Benjamin F. Villac, Ph.D.
Office: Engineering Gateway 3227
Reaching other worlds, navigating among celestial bodies! Spaceflight mechanics made space exploration possible. While the basics of space mechanics are straightforward to grasp, the optimization and global analysis of motion in multi-body systems still present challenges for the design of complex and efficient missions. Abstracting from these applications, the study of nonlinear dynamical systems is both of a practical and theoretical interest. Quest ions of interests to my research are the study of global properties of the systems such as the regions of stability, chaotic transport across phase space and the relation to optimal control.

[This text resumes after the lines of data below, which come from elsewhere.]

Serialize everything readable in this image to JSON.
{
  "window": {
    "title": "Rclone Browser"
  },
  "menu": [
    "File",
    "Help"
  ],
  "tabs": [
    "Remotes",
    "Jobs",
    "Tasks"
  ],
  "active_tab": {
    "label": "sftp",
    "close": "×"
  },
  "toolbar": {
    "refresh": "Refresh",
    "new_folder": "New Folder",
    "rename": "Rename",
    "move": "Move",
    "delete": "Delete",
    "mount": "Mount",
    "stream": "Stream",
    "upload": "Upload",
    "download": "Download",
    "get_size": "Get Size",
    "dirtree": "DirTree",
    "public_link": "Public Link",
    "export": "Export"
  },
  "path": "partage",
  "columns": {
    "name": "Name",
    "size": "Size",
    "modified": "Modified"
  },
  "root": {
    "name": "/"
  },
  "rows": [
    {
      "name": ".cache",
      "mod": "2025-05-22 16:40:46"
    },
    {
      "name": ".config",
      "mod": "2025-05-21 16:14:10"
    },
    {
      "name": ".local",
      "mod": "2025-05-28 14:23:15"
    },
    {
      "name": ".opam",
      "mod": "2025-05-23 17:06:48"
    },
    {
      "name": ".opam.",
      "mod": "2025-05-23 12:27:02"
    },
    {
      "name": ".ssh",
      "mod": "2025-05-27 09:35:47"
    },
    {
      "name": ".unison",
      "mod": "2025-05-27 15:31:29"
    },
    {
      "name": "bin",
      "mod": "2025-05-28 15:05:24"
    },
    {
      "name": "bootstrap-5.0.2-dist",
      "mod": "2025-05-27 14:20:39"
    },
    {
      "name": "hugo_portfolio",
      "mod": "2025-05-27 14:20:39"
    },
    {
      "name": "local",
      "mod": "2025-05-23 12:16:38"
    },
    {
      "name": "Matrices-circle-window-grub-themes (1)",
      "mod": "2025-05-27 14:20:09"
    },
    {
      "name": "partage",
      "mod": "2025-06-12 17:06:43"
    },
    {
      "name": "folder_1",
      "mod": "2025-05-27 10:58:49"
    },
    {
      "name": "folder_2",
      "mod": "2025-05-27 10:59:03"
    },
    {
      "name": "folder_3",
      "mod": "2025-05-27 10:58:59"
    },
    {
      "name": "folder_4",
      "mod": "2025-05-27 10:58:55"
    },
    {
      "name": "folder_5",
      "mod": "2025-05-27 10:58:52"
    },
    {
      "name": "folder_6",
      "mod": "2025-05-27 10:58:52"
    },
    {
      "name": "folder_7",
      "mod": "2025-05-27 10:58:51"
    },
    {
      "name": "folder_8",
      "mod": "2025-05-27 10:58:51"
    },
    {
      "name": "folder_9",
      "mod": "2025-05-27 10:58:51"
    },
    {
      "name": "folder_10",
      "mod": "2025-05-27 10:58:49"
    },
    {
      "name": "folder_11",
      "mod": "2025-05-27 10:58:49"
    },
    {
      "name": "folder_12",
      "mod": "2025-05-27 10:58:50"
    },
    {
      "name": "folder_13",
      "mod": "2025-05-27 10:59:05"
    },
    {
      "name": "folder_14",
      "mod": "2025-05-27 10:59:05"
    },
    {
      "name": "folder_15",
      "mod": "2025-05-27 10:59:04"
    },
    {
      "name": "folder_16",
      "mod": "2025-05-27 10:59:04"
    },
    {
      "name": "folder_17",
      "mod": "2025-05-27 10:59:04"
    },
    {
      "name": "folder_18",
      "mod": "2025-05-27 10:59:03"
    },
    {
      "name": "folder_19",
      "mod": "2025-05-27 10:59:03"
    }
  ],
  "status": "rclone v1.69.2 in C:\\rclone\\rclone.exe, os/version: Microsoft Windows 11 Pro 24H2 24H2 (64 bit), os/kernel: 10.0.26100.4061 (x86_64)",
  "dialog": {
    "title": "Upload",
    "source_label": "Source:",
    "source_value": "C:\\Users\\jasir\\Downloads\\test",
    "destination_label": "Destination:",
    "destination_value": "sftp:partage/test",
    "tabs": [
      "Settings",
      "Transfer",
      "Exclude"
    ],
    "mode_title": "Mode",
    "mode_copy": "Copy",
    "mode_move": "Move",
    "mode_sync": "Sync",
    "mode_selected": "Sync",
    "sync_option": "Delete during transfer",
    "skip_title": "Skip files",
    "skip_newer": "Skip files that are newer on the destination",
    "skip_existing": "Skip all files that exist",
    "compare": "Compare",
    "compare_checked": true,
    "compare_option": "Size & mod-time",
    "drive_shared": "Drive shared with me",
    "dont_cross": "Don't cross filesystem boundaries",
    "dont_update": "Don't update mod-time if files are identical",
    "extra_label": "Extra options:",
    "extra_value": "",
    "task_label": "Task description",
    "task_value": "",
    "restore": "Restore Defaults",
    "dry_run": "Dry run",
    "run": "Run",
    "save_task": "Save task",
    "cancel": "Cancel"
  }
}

Another fundamental issue concerns the relation between complex models and their approximations. An example is given in celestial mechanics by the study of quasi-integrable systems where the limitations of the integrable approximations to the non-integrable dynamics offer deep insight in the structure of the system. In spaceflight mechanics, the family of restricted three-body problems offer another example of a class of simplified models used to analyze more complex design problems. Finally, the study of the uncertainty propagation and the computational theory associated with dynamical systems is essential for actually operating a spacecraft. While this area is certainly related to the previous issue, it brings forth different tools and insights into the study of spaceflight, nonlinear systems and control.
After completing my undergraduate education in France (Ecole Nationale de Techniques Avancees, Paris, France), I joined the University of Michigan for my graduate studies. There, I received a MSE and Ph.D degree in Aerospace Engineering in 2000 and 2003 with a thesis on spacecraft dynamics and orbital transfers around planetary satellite under the guidance of Prof. Daniel J. Scheeres. My interest in mathematics also lead me to earn a MS degree in Mathematics in 2002. After graduation, I worked as a post-doctoral scholar at the California Institute of Technology under the supervision of Dr. Martin Lo and Prof. Alan Barr and joined the Outer Planet and Mission analysis group at the Jet propulsion Laboratory in November 2004. I finally joined the Mechanical and Aerospace Engineering at the University if California, Irvine in July 2006.
|MAE146 Astronautics (Winter 2007)|
Selected Journal Articles:
M. Lara, R. Russell, B. Villac, Classification of distant stability regions at Europa, Journal of Guidance, Control and Dynamics, to appear.
D.J.Scheeres, F.-Y.Hsiao, R.S.Park, B.F.Villac, J.Maruskin, Fundamental Limits on Spacecraft Orbit Uncertainty and Distribution Propagation, Journal of the Astronautical Sciences, to appear.
B.F.Villac and D.J.Scheeres, On the concept of periapsis in the Hill problem, Celestial Mechanics and Dynamical Astronomy Vol. 90, No. 1-2, pp. 165-178, 2004.
B.F.Villac and D.J.Scheeres, A new class of optimal plane change maneuvers, Journal of Guidance, Control and Dynamics, vol. 26, No. 5, pp. 750-757, 2003.
Selected Conference Papers:
B.F.Villac, M.Lara, Stability maps, global dynamics and transfers Proceedings of the 2005 AAS/AIAA Astrodynamics Specialist Conference, Paper AAS 05-378.
B.F.Villac, D.J.Scheeres, A simple algorithm to compute Hyperbolic Invariant Manifolds near L1 and L2, Proceedings of the 2004 AAS/AIAA Spaceflight Mechanics meeting, Paper AAS 04-243.
B.F.Villac, D.J.Scheeres, One impulse vs. 3rd body driven plane changes Proceedings of the 2003 AAS/AIAA Spaceflight Mechanics meeting, Paper AAS 03-519.